Holland succeeds in his second solo outing thanks in large part because of the nature of his character this time around. The script, chock full of moments with Peter acting silly and awkward in one scene and thoughtful and sad in another, give the actor a chance to show he’s more than just an affable presence. There’s an endearing quality to Holland which comes through, regardless of whatever type of scene he’s playing, that helps in making an already diverting film something more. Gyllenhaal’s casting as Mysterio has been met with much attention, and if I haven’t commented on it yet it’s only because the amount of surprises and flair the actor brings to the table should be experienced with little to no knowledge of the kind of character he’s playing. Suffice it to say, this is a Gyllenhaal who has forgone the intensity that has accompanied most of his previous work and has simply showed up to play. Zendaya, Batalon, Smoulders, Rice, Favreau, Starr, and a brief Tomei all add their own levels of enjoyment to the mix as one would expect them to. It’s Jackson though who (for reasons revealed later on) doesn’t seem to be having as much fun as everyone else. Barring a couple of great one-liners thought, the actor seems to be more or less nonplussed by his involvement here in ways which go beyond his character’s state.
Spider-Man: Far From Home tries throughout its more than two hour runtime to strike a balance between being a transitional entry and a Spider-Man movie all in one. Thanks to the strength of the comedy and the sensitivity of the emotions in all the above mentioned scenes, the movie succeeds in accomplishing this daunting task. There’s a fair amount going on here in terms of the movie’s action sequences, making for an honestly busy time on the screen.
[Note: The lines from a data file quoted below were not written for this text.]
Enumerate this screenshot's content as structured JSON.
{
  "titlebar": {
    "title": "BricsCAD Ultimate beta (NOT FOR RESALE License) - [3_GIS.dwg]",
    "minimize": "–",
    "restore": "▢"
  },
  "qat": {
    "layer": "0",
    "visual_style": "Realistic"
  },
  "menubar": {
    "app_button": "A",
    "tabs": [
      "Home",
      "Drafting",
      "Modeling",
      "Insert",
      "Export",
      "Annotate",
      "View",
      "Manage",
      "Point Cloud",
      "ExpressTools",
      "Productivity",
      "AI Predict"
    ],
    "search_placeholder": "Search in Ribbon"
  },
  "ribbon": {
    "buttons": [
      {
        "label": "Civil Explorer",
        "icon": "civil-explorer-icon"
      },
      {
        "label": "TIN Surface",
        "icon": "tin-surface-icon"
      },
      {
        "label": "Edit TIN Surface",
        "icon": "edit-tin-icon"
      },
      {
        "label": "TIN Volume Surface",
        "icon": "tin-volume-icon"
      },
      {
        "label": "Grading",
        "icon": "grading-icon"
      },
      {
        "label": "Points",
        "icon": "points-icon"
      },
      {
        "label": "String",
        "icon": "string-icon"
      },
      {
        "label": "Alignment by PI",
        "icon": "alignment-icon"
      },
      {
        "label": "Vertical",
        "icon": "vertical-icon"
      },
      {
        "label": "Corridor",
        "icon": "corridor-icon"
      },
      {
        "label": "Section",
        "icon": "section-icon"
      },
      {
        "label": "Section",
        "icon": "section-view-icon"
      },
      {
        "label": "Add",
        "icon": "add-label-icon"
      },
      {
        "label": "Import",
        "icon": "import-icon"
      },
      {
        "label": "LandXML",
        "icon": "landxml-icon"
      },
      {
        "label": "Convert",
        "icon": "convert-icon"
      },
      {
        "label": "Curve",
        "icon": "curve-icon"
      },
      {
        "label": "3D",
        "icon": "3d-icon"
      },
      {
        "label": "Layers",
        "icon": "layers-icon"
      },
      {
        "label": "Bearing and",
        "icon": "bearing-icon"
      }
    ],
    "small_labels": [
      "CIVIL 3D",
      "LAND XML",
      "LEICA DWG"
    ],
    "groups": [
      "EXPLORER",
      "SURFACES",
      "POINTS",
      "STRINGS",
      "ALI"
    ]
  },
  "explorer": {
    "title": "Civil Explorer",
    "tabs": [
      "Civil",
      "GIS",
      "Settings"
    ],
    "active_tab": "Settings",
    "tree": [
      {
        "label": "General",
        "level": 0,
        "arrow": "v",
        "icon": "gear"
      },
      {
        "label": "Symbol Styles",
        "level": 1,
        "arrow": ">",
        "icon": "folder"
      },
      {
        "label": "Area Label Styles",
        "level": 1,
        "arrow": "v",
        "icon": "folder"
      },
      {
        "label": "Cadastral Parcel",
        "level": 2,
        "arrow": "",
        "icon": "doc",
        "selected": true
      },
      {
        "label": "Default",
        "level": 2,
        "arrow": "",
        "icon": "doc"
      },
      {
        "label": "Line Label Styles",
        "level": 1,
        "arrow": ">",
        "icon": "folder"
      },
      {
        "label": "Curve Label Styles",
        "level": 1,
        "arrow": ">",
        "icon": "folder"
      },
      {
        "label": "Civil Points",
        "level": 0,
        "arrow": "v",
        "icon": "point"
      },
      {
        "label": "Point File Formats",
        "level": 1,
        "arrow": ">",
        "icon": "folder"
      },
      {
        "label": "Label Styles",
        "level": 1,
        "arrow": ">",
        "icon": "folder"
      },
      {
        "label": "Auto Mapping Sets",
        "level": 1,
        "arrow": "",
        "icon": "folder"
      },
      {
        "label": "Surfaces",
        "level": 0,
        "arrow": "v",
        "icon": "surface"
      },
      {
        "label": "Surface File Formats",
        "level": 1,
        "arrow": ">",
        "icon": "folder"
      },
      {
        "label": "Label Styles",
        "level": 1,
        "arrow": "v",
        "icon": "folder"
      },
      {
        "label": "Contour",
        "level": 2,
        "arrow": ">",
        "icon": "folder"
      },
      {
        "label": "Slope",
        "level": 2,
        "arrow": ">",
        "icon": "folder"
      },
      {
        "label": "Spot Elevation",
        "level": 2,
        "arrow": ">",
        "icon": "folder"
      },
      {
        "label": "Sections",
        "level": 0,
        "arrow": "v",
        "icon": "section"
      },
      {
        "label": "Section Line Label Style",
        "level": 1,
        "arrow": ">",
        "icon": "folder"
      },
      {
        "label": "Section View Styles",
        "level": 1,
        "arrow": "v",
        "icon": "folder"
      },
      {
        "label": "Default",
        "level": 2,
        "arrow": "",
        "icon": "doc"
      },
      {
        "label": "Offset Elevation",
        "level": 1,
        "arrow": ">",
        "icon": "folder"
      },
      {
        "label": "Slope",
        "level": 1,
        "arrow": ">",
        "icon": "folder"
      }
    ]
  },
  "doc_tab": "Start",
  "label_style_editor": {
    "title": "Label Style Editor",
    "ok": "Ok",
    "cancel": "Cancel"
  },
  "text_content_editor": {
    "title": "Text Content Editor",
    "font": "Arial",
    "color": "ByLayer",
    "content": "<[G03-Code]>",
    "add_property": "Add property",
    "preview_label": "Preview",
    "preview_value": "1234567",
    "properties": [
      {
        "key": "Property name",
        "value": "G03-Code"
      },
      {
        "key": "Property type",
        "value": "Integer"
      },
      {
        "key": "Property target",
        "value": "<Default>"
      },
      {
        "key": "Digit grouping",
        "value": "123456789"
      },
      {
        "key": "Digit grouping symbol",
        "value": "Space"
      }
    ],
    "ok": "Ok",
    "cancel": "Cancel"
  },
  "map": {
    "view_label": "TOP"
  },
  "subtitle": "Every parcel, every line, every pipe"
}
Besides the presence of the Elementals, and all the destruction they carry with them, a wondrous assortment of illusions and other special effects populate the screen; all of them somehow working in sync. But they’re all incidental in the end. This is the story of Peter’s growing up, from fledgling web slinger to a hero trying to come to grips the tragedies of the past and a hope for the future.